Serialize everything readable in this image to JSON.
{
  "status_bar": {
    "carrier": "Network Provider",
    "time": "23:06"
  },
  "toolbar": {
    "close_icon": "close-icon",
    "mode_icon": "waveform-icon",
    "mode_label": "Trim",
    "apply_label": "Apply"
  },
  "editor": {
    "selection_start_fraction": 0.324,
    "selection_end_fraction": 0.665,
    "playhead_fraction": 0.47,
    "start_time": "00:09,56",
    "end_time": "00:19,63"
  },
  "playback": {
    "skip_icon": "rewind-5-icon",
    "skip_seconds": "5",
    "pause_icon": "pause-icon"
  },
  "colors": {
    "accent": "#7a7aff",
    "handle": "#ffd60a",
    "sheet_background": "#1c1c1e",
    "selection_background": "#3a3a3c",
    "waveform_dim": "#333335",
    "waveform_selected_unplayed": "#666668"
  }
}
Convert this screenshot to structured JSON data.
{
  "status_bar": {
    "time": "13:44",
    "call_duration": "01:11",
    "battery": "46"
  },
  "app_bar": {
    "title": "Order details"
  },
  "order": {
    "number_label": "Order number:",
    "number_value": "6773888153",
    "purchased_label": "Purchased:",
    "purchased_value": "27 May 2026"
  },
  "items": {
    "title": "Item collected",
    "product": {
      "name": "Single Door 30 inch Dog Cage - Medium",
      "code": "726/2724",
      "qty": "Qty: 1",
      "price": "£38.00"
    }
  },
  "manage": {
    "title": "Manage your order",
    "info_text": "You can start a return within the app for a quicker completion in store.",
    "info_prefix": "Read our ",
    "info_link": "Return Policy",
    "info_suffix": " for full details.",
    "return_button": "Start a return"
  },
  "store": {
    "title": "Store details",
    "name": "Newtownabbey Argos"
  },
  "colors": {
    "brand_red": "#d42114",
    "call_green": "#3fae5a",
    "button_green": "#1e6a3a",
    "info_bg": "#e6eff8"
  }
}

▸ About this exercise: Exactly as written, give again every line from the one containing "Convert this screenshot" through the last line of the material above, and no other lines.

▸ Solution to this exercise:
Convert this screenshot to structured JSON data.
{
  "status_bar": {
    "time": "13:44",
    "call_duration": "01:11",
    "battery": "46"
  },
  "app_bar": {
    "title": "Order details"
  },
  "order": {
    "number_label": "Order number:",
    "number_value": "6773888153",
    "purchased_label": "Purchased:",
    "purchased_value": "27 May 2026"
  },
  "items": {
    "title": "Item collected",
    "product": {
      "name": "Single Door 30 inch Dog Cage - Medium",
      "code": "726/2724",
      "qty": "Qty: 1",
      "price": "£38.00"
    }
  },
  "manage": {
    "title": "Manage your order",
    "info_text": "You can start a return within the app for a quicker completion in store.",
    "info_prefix": "Read our ",
    "info_link": "Return Policy",
    "info_suffix": " for full details.",
    "return_button": "Start a return"
  },
  "store": {
    "title": "Store details",
    "name": "Newtownabbey Argos"
  },
  "colors": {
    "brand_red": "#d42114",
    "call_green": "#3fae5a",
    "button_green": "#1e6a3a",
    "info_bg": "#e6eff8"
  }
}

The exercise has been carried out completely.